I hope some day our protesters would learn to make their point without blocking roads and that our governments could restore order without taking any lives.

Is it too much to ask?

The post was originally published in The Nation blogs.

Raiding Sit-in Protests

Source: Pakistan Today

Right ahead of the launching ceremony of Khadim-e-Aala’s brilliant Metro Bus Service in Lahore, the hunger strike and sit-in protest camp of the Young Doctor’s Association was raided by Punjab police. They used violence and injured dissenting doctors in a very “fascist” manner, though the adjective is usually reserved for liberals in Pakistan. Even orders of arrresting doctors at sight were issued.

I am not talking about the YDA protest march to disrupt the launching ceremony over here, even though violence on those protestors is as wrong and horrid, even if we assume that these protests are politically motivated as alleged by the ruling party. The protesting doctors later made peace with the CM after breaking the fast, though I don’t expect it to last for long.

I would just like to ask if the people of the province would remain as calm had even a fraction of such a police raid been made on the sit-in protest organized by Dr. Tahir-ul-Qadri in Islamabad. This is something that everyone of us must ask ourselves and get our priorities straight, because a spectator would expect people to support a protest demanding better healthcare. No messages here for the Punjab government when some of our leaders think that this is the kind of treatment that our citizens deserve. Anyway.

I know a lot of friends would have supported action against the Islamabad sit-in protests calling for electoral reforms, regardless of who organized it and who did not, genuine or staged or whatever, because they did not agree with it, as neither did I. But I would have still strongly oppossed any violent action against the protestors, though there was talk of planning for carrying it out.

Because I knew that a lot more sit-in protests will be held all across the country in the future, whether they are about things you agree with or not. Yes, in a democracy, you never always get what you want, especially when you are living in a state as turbulent as Pakistan. And let’s talk about only those sit-in protests which remain peaceful and don’t become destructive in terms of damage to property.

And there will be more necessary sit-in protests as the ones carried out by the Shia and Hazara community. Because apparently our current PM Raja Pervez Ashraf sb needs a few corpses on the road every now and then to be inspired to get to work.

Before you are outraged at the post, I am not comparing the causes here, just the form of protest. Because you see, traditionally, our protests as a nation and a people are wild and violent, involving a lot of fire and gunshots, and that is what the world knows us for. Sit-in protests can really suck sometimes, especially when they disrupt life (though that is what they are meant for).

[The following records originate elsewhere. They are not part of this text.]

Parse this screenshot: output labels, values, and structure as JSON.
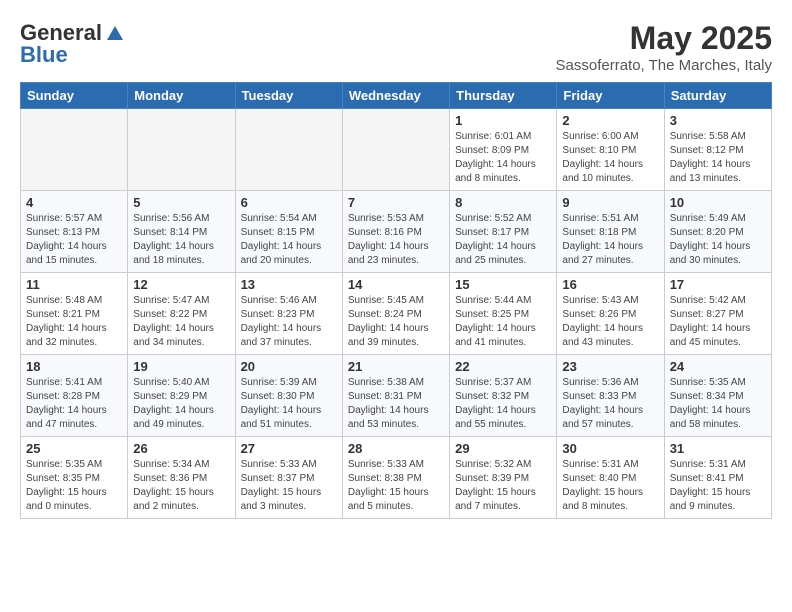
{
  "header": {
    "logo_general": "General",
    "logo_blue": "Blue",
    "month_title": "May 2025",
    "location": "Sassoferrato, The Marches, Italy"
  },
  "days_of_week": [
    "Sunday",
    "Monday",
    "Tuesday",
    "Wednesday",
    "Thursday",
    "Friday",
    "Saturday"
  ],
  "weeks": [
    [
      {
        "day": "",
        "info": ""
      },
      {
        "day": "",
        "info": ""
      },
      {
        "day": "",
        "info": ""
      },
      {
        "day": "",
        "info": ""
      },
      {
        "day": "1",
        "info": "Sunrise: 6:01 AM\nSunset: 8:09 PM\nDaylight: 14 hours\nand 8 minutes."
      },
      {
        "day": "2",
        "info": "Sunrise: 6:00 AM\nSunset: 8:10 PM\nDaylight: 14 hours\nand 10 minutes."
      },
      {
        "day": "3",
        "info": "Sunrise: 5:58 AM\nSunset: 8:12 PM\nDaylight: 14 hours\nand 13 minutes."
      }
    ],
    [
      {
        "day": "4",
        "info": "Sunrise: 5:57 AM\nSunset: 8:13 PM\nDaylight: 14 hours\nand 15 minutes."
      },
      {
        "day": "5",
        "info": "Sunrise: 5:56 AM\nSunset: 8:14 PM\nDaylight: 14 hours\nand 18 minutes."
      },
      {
        "day": "6",
        "info": "Sunrise: 5:54 AM\nSunset: 8:15 PM\nDaylight: 14 hours\nand 20 minutes."
      },
      {
        "day": "7",
        "info": "Sunrise: 5:53 AM\nSunset: 8:16 PM\nDaylight: 14 hours\nand 23 minutes."
      },
      {
        "day": "8",
        "info": "Sunrise: 5:52 AM\nSunset: 8:17 PM\nDaylight: 14 hours\nand 25 minutes."
      },
      {
        "day": "9",
        "info": "Sunrise: 5:51 AM\nSunset: 8:18 PM\nDaylight: 14 hours\nand 27 minutes."
      },
      {
        "day": "10",
        "info": "Sunrise: 5:49 AM\nSunset: 8:20 PM\nDaylight: 14 hours\nand 30 minutes."
      }
    ],
    [
      {
        "day": "11",
        "info": "Sunrise: 5:48 AM\nSunset: 8:21 PM\nDaylight: 14 hours\nand 32 minutes."
      },
      {
        "day": "12",
        "info": "Sunrise: 5:47 AM\nSunset: 8:22 PM\nDaylight: 14 hours\nand 34 minutes."
      },
      {
        "day": "13",
        "info": "Sunrise: 5:46 AM\nSunset: 8:23 PM\nDaylight: 14 hours\nand 37 minutes."
      },
      {
        "day": "14",
        "info": "Sunrise: 5:45 AM\nSunset: 8:24 PM\nDaylight: 14 hours\nand 39 minutes."
      },
      {
        "day": "15",
        "info": "Sunrise: 5:44 AM\nSunset: 8:25 PM\nDaylight: 14 hours\nand 41 minutes."
      },
      {
        "day": "16",
        "info": "Sunrise: 5:43 AM\nSunset: 8:26 PM\nDaylight: 14 hours\nand 43 minutes."
      },
      {
        "day": "17",
        "info": "Sunrise: 5:42 AM\nSunset: 8:27 PM\nDaylight: 14 hours\nand 45 minutes."
      }
    ],
    [
      {
        "day": "18",
        "info": "Sunrise: 5:41 AM\nSunset: 8:28 PM\nDaylight: 14 hours\nand 47 minutes."
      },
      {
        "day": "19",
        "info": "Sunrise: 5:40 AM\nSunset: 8:29 PM\nDaylight: 14 hours\nand 49 minutes."
      },
      {
        "day": "20",
        "info": "Sunrise: 5:39 AM\nSunset: 8:30 PM\nDaylight: 14 hours\nand 51 minutes."
      },
      {
        "day": "21",
        "info": "Sunrise: 5:38 AM\nSunset: 8:31 PM\nDaylight: 14 hours\nand 53 minutes."
      },
      {
        "day": "22",
        "info": "Sunrise: 5:37 AM\nSunset: 8:32 PM\nDaylight: 14 hours\nand 55 minutes."
      },
      {
        "day": "23",
        "info": "Sunrise: 5:36 AM\nSunset: 8:33 PM\nDaylight: 14 hours\nand 57 minutes."
      },
      {
        "day": "24",
        "info": "Sunrise: 5:35 AM\nSunset: 8:34 PM\nDaylight: 14 hours\nand 58 minutes."
      }
    ],
    [
      {
        "day": "25",
        "info": "Sunrise: 5:35 AM\nSunset: 8:35 PM\nDaylight: 15 hours\nand 0 minutes."
      },
      {
        "day": "26",
        "info": "Sunrise: 5:34 AM\nSunset: 8:36 PM\nDaylight: 15 hours\nand 2 minutes."
      },
      {
        "day": "27",
        "info": "Sunrise: 5:33 AM\nSunset: 8:37 PM\nDaylight: 15 hours\nand 3 minutes."
      },
      {
        "day": "28",
        "info": "Sunrise: 5:33 AM\nSunset: 8:38 PM\nDaylight: 15 hours\nand 5 minutes."
      },
      {
        "day": "29",
        "info": "Sunrise: 5:32 AM\nSunset: 8:39 PM\nDaylight: 15 hours\nand 7 minutes."
      },
      {
        "day": "30",
        "info": "Sunrise: 5:31 AM\nSunset: 8:40 PM\nDaylight: 15 hours\nand 8 minutes."
      },
      {
        "day": "31",
        "info": "Sunrise: 5:31 AM\nSunset: 8:41 PM\nDaylight: 15 hours\nand 9 minutes."
      }
    ]
  ]
}
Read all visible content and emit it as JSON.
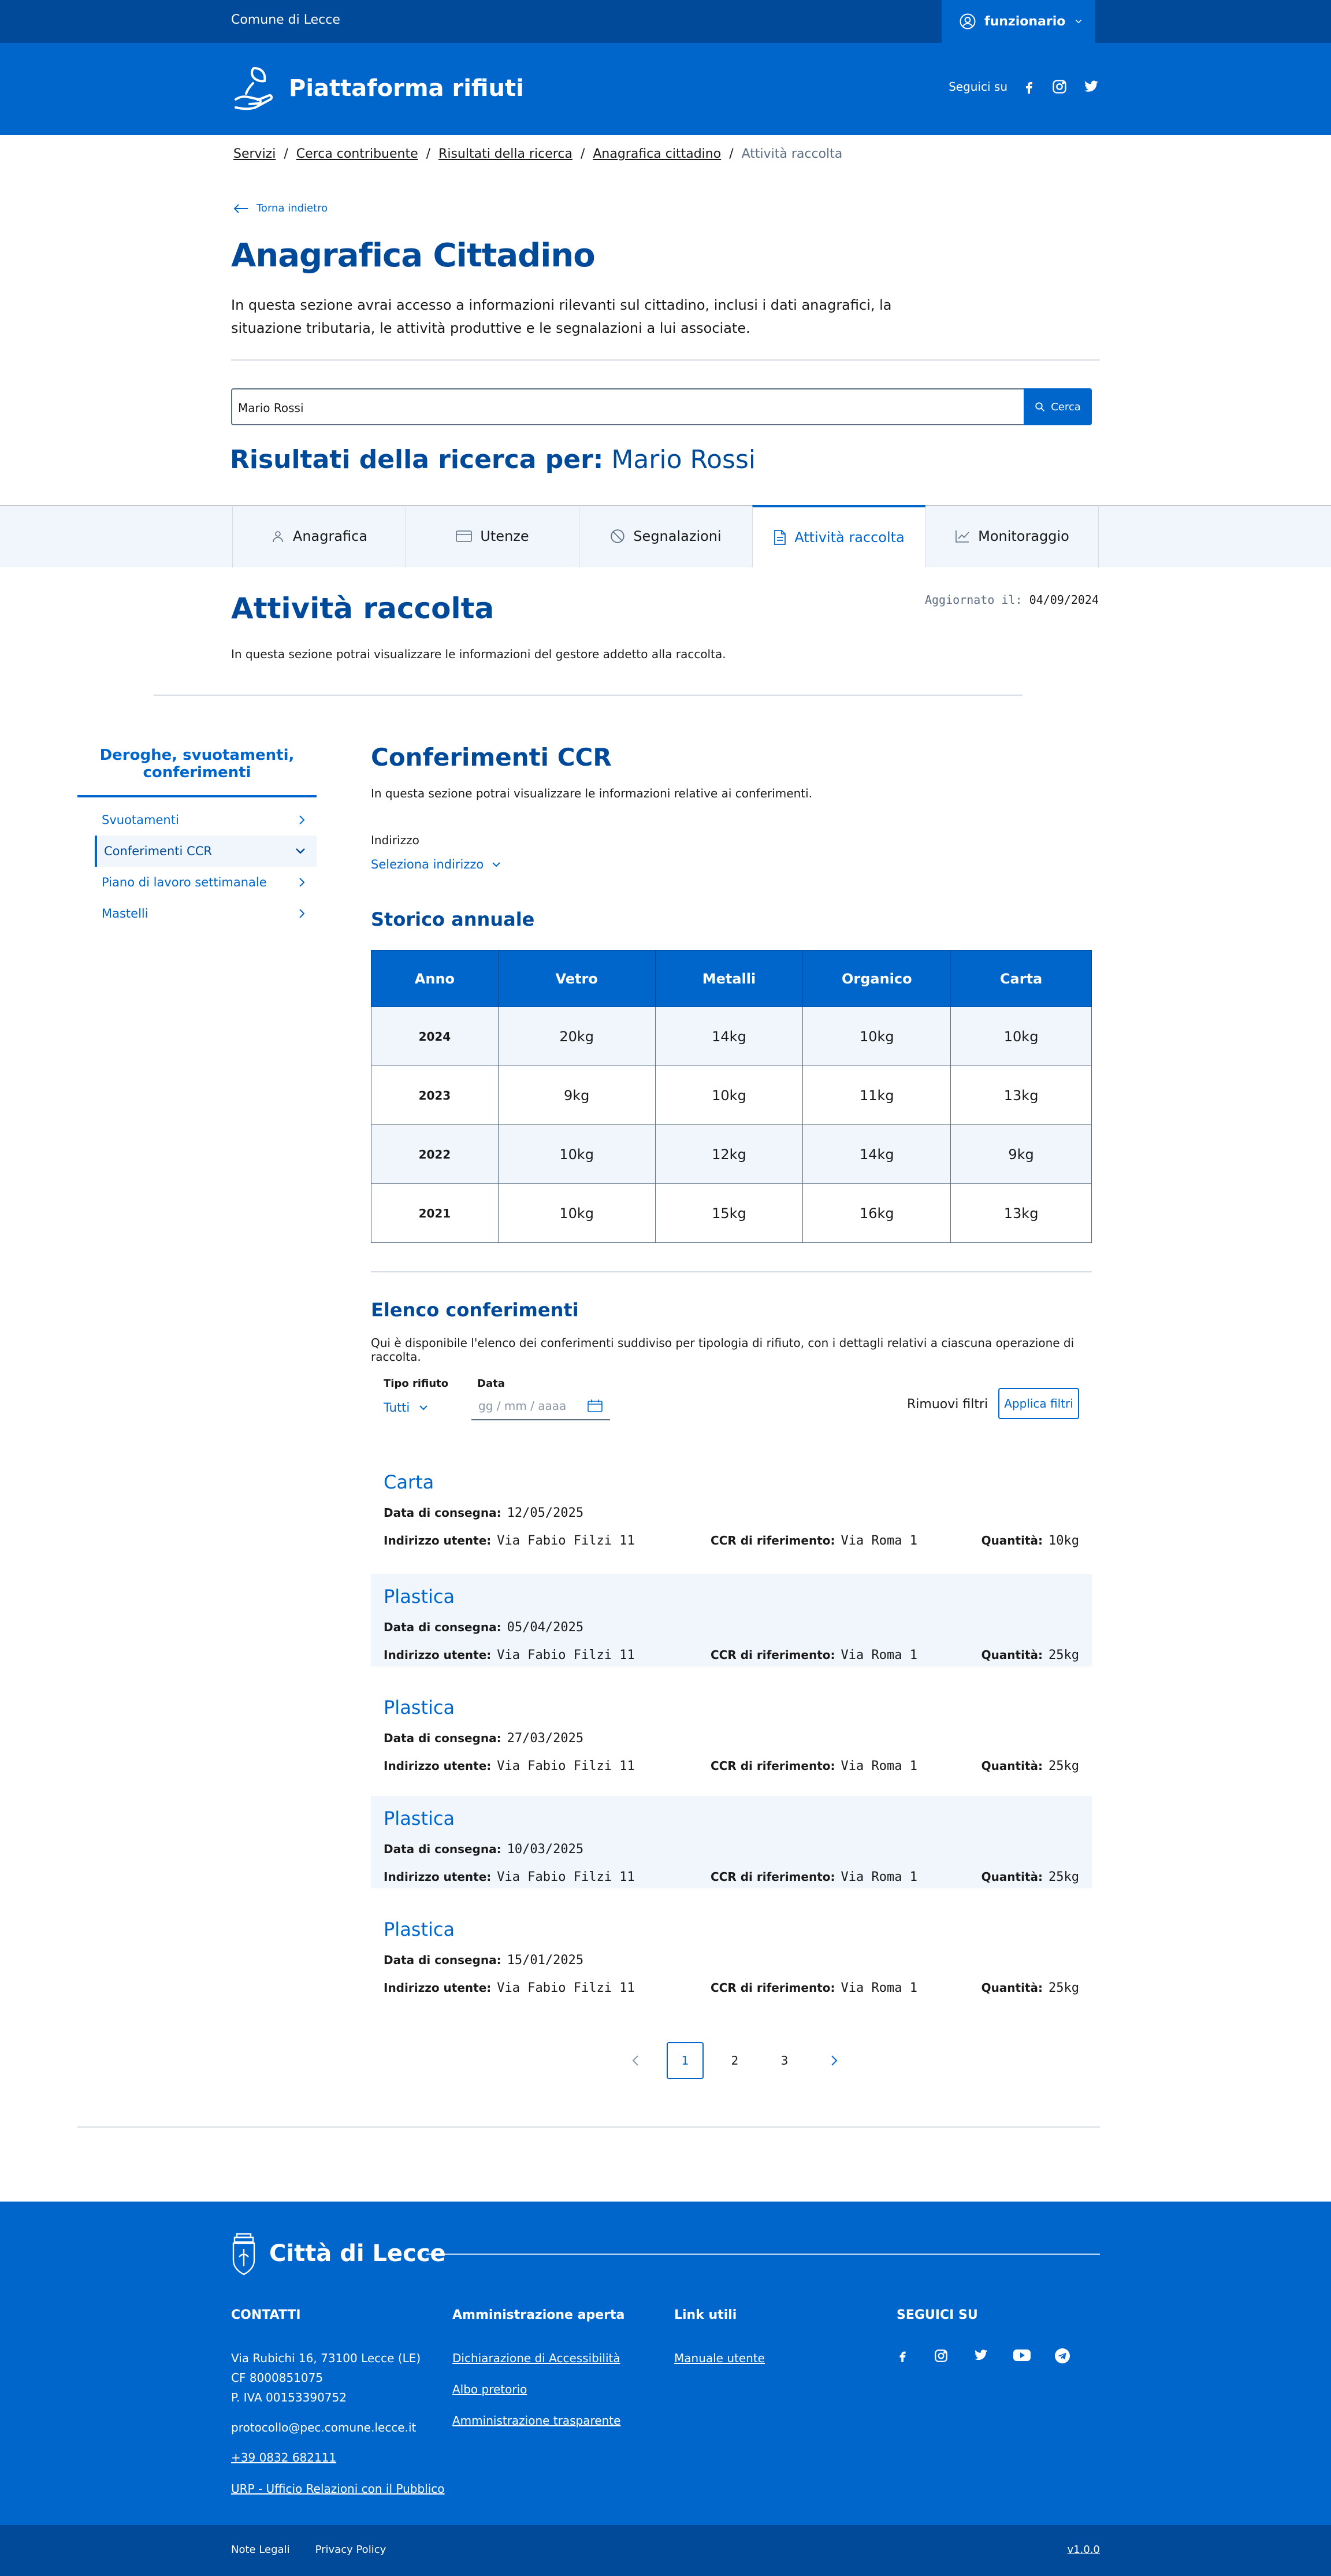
{
  "header": {
    "org": "Comune di Lecce",
    "user": "funzionario",
    "app_title": "Piattaforma rifiuti",
    "follow": "Seguici su"
  },
  "breadcrumb": [
    "Servizi",
    "Cerca contribuente",
    "Risultati della ricerca",
    "Anagrafica cittadino",
    "Attività raccolta"
  ],
  "back": "Torna indietro",
  "page": {
    "title": "Anagrafica Cittadino",
    "description": "In questa sezione avrai accesso a informazioni rilevanti sul cittadino, inclusi i dati anagrafici, la situazione tributaria, le attività produttive e le segnalazioni a lui associate."
  },
  "search": {
    "value": "Mario Rossi",
    "button": "Cerca"
  },
  "results": {
    "label": "Risultati della ricerca per:",
    "query": "Mario Rossi"
  },
  "tabs": [
    {
      "label": "Anagrafica",
      "icon": "user-icon"
    },
    {
      "label": "Utenze",
      "icon": "card-icon"
    },
    {
      "label": "Segnalazioni",
      "icon": "ban-icon"
    },
    {
      "label": "Attività raccolta",
      "icon": "file-icon",
      "active": true
    },
    {
      "label": "Monitoraggio",
      "icon": "chart-icon"
    }
  ],
  "section": {
    "title": "Attività raccolta",
    "updated_label": "Aggiornato il:",
    "updated_value": "04/09/2024",
    "description": "In questa sezione potrai visualizzare le informazioni del gestore addetto alla raccolta."
  },
  "sidebar": {
    "title": "Deroghe, svuotamenti, conferimenti",
    "items": [
      {
        "label": "Svuotamenti"
      },
      {
        "label": "Conferimenti CCR",
        "active": true
      },
      {
        "label": "Piano di lavoro settimanale"
      },
      {
        "label": "Mastelli"
      }
    ]
  },
  "ccr": {
    "title": "Conferimenti CCR",
    "description": "In questa sezione potrai visualizzare le informazioni relative ai conferimenti.",
    "address_label": "Indirizzo",
    "address_select": "Seleziona indirizzo"
  },
  "storico": {
    "title": "Storico annuale",
    "headers": [
      "Anno",
      "Vetro",
      "Metalli",
      "Organico",
      "Carta"
    ],
    "rows": [
      [
        "2024",
        "20kg",
        "14kg",
        "10kg",
        "10kg"
      ],
      [
        "2023",
        "9kg",
        "10kg",
        "11kg",
        "13kg"
      ],
      [
        "2022",
        "10kg",
        "12kg",
        "14kg",
        "9kg"
      ],
      [
        "2021",
        "10kg",
        "15kg",
        "16kg",
        "13kg"
      ]
    ]
  },
  "elenco": {
    "title": "Elenco conferimenti",
    "description": "Qui è disponibile l'elenco dei conferimenti suddiviso per tipologia di rifiuto, con i dettagli relativi a ciascuna operazione di raccolta.",
    "filter_type_label": "Tipo rifiuto",
    "filter_type_value": "Tutti",
    "filter_date_label": "Data",
    "filter_date_placeholder": "gg / mm / aaaa",
    "reset": "Rimuovi filtri",
    "apply": "Applica filtri",
    "labels": {
      "date": "Data di consegna:",
      "address": "Indirizzo utente:",
      "ccr": "CCR di riferimento:",
      "qty": "Quantità:"
    },
    "records": [
      {
        "type": "Carta",
        "date": "12/05/2025",
        "address": "Via Fabio Filzi 11",
        "ccr": "Via Roma 1",
        "qty": "10kg"
      },
      {
        "type": "Plastica",
        "date": "05/04/2025",
        "address": "Via Fabio Filzi 11",
        "ccr": "Via Roma 1",
        "qty": "25kg"
      },
      {
        "type": "Plastica",
        "date": "27/03/2025",
        "address": "Via Fabio Filzi 11",
        "ccr": "Via Roma 1",
        "qty": "25kg"
      },
      {
        "type": "Plastica",
        "date": "10/03/2025",
        "address": "Via Fabio Filzi 11",
        "ccr": "Via Roma 1",
        "qty": "25kg"
      },
      {
        "type": "Plastica",
        "date": "15/01/2025",
        "address": "Via Fabio Filzi 11",
        "ccr": "Via Roma 1",
        "qty": "25kg"
      }
    ]
  },
  "pagination": [
    "1",
    "2",
    "3"
  ],
  "footer": {
    "brand": "Città di Lecce",
    "contacts_title": "CONTATTI",
    "address": "Via Rubichi 16, 73100 Lecce (LE)",
    "cf": "CF 8000851075",
    "piva": "P. IVA 00153390752",
    "email": "protocollo@pec.comune.lecce.it",
    "phone": "+39 0832 682111",
    "urp": "URP - Ufficio Relazioni con il Pubblico",
    "admin_title": "Amministrazione aperta",
    "admin_links": [
      "Dichiarazione di Accessibilità",
      "Albo pretorio",
      "Amministrazione trasparente"
    ],
    "links_title": "Link utili",
    "links": [
      "Manuale utente"
    ],
    "follow_title": "SEGUICI SU",
    "legal": "Note Legali",
    "privacy": "Privacy Policy",
    "version": "v1.0.0"
  },
  "colors": {
    "primary": "#0066cc",
    "dark": "#004a99",
    "light_bg": "#f0f6fc"
  }
}
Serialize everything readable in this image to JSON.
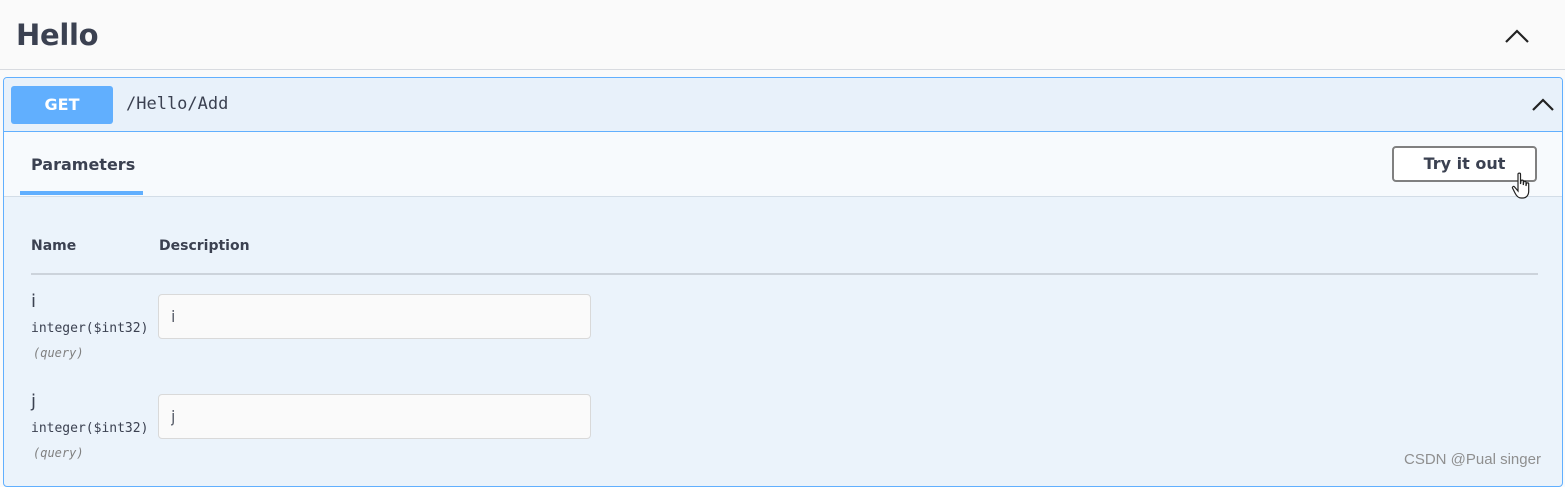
{
  "section": {
    "title": "Hello",
    "collapse_icon": "chevron-up-icon"
  },
  "operation": {
    "method": "GET",
    "path": "/Hello/Add",
    "collapse_icon": "chevron-up-icon",
    "method_color": "#61affe"
  },
  "tabs": {
    "parameters_label": "Parameters",
    "try_it_out_label": "Try it out"
  },
  "params_table": {
    "columns": [
      "Name",
      "Description"
    ],
    "rows": [
      {
        "name": "i",
        "type": "integer($int32)",
        "in": "(query)",
        "placeholder": "i"
      },
      {
        "name": "j",
        "type": "integer($int32)",
        "in": "(query)",
        "placeholder": "j"
      }
    ]
  },
  "watermark": "CSDN @Pual singer",
  "cursor_icon": "hand-pointer-icon"
}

It is irritating but if Pakistanis have started to protest peacefully for a change, why force them to become violent? This is why the raid on the doctors’ camp, especially if it wasn’t even causing a road blockade, was wrong on so many levels.

But another part of me, though not strongly, doesn’t really want to put up with all the road blockades and traffic jams for too long. Though I know that there is no choice but to be stuck with a social and political system that is content with putting up with all the injustice and violence.